## ACTIVITY:
Each line that holds the word "costa" counts once; give the total for the records below and nothing else.

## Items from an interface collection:
===

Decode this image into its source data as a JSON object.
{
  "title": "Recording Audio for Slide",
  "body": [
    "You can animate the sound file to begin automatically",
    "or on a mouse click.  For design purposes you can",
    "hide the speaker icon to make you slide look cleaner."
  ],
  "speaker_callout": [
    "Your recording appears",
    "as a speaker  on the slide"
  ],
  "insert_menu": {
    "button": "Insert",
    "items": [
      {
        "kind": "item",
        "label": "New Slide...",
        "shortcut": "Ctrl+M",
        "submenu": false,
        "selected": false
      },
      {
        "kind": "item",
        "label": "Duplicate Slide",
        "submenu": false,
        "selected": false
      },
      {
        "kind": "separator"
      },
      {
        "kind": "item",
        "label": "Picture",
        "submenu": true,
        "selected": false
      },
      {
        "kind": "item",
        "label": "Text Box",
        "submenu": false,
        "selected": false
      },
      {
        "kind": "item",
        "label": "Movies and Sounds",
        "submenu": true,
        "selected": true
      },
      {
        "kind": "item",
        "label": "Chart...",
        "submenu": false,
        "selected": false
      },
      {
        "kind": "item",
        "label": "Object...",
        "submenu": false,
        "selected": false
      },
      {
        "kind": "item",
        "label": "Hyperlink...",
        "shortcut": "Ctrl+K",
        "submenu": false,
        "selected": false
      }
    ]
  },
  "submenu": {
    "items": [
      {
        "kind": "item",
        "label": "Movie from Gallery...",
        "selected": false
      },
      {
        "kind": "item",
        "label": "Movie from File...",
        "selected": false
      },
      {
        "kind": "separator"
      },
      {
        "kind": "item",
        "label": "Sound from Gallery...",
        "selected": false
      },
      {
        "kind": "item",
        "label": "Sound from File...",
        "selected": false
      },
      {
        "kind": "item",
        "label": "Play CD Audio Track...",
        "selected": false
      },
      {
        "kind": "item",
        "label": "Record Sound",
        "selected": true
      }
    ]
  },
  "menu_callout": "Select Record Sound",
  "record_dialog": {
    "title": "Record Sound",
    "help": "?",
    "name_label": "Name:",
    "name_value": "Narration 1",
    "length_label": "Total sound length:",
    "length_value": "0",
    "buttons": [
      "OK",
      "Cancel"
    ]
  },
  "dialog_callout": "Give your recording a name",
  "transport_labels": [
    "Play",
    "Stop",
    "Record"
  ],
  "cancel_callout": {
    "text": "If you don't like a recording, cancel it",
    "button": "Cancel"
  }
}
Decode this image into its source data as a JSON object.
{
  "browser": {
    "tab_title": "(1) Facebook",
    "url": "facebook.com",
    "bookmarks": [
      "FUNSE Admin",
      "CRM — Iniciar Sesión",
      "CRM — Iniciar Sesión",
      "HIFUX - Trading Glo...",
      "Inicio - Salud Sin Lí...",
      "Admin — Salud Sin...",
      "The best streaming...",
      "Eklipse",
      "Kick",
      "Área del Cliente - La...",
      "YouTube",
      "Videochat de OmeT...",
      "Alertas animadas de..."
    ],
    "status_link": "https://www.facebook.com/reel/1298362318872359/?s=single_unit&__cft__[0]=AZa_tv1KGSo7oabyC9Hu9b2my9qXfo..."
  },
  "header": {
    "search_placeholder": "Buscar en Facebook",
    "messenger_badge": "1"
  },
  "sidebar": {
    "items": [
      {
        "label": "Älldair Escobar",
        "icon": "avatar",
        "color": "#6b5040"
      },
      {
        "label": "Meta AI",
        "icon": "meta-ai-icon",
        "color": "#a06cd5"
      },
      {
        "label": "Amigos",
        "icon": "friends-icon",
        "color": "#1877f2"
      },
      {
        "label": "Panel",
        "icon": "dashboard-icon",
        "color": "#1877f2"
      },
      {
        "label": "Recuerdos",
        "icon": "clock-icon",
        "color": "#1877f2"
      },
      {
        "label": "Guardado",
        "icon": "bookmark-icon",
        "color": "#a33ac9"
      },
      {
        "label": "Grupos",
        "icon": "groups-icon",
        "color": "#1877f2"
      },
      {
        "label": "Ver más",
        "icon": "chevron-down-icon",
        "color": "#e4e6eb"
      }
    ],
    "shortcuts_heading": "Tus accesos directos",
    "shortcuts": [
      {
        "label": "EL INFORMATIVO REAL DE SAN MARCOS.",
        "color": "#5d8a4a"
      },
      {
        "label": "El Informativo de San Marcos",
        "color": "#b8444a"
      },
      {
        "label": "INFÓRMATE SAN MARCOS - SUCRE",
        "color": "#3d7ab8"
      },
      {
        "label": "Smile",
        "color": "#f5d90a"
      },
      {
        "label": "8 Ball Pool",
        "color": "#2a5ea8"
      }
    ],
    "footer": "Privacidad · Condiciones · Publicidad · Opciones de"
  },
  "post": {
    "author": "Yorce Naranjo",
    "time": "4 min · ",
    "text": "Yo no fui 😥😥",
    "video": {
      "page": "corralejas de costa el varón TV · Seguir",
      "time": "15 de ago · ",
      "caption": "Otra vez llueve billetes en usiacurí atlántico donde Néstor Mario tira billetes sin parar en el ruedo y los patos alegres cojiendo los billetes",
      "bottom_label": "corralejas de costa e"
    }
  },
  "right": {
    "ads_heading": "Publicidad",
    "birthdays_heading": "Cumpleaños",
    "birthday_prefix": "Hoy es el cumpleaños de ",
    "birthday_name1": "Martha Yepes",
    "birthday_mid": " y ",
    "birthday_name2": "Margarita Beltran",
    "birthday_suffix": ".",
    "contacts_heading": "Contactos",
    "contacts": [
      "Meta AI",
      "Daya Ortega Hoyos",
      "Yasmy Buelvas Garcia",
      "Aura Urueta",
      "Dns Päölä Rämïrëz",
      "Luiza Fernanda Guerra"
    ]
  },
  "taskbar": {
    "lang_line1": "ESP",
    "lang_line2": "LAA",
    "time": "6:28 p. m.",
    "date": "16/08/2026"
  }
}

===

## ANSWER TO THE EXERCISE:
2